Harare: Zimbabwe's international book fair, once Africa's proudest literary celebration, now has only one tale to tell the decline of a country brought to its knees by political and economic woes.

The cultural life of the southern African country books, music, film and theatre is being strangled by a severe economic crisis many critics blame on President Robert Mugabe's government.

Up until 2002, the Zimbabwe International Book Fair was one of the continent's biggest shows, attracting African, European, American and Asian publishers to exhibit their work, and Africa's top writers to attend conferences.

But the fair held in Zimbabwe's capital this week remains "international" in name only, shunned by foreign publishers and writers who see little mileage from travelling to a country the United States has branded an "outpost of tyranny".

"We have lost out to politics," mourned one man minding an exhibition of give-away pamphlets on rural development.

"There are very few people coming here because it's no longer the same," he said. "But I guess we have got to keep the idea alive so that when things get better we will not start from scratch."

During Zimbabwe's sunnier days, when Mugabe was still hailed as the man who ended white rule in the former Rhodesia in 1980, the Harare book fair drew Africa's literary giants.

Nigeria's legendary Chinua Achebe, who became famous with his first novel Things Fall Apart, and Kenyans Ngugi wa Thiong'o and Ali Mazrui were among those who graced the shows.

"It was Afro-centric ... people came for brainstorming sessions on African literature and lots of ideas emerged from these meetings. It was extremely fun and very laid-back," said Veronique Tadjo, an author from Ivory Coast.

But now the big writers and publishers are staying away and the fair resembles a small village show, its largely empty book stalls standing under thatch shades in a vacant, windswept park.

Although Zimbabwe has a 90 per cent literacy rate one of the highest in Africa its economic woes have left it almost unable to sustain a publishing industry as consumers struggle with inflation now well over 1,000 per cent.

Book lovers are not alone in bemoaning the slow death of Zimbabwe's cultural life.

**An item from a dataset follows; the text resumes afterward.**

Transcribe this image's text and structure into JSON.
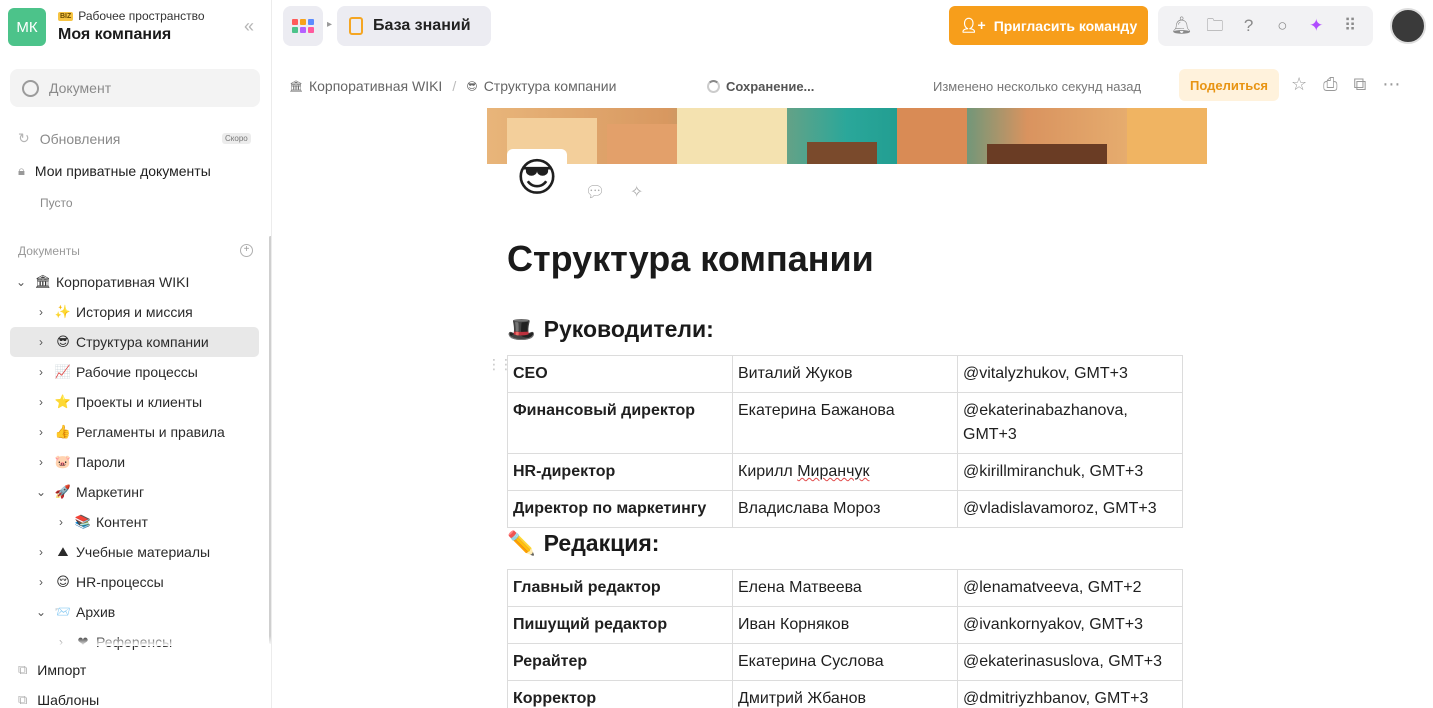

The country which drew famous musicians in the 1980s and 1990s such as Bob Marley and The Wailers, UB40, Peter Gabriel, Paul Simon, Osibisa and Sam Mangwana cannot afford to pay top profile foreign artists.

Even smaller pleasures, such as cinema outings and DVD rentals, are feeling the pinch.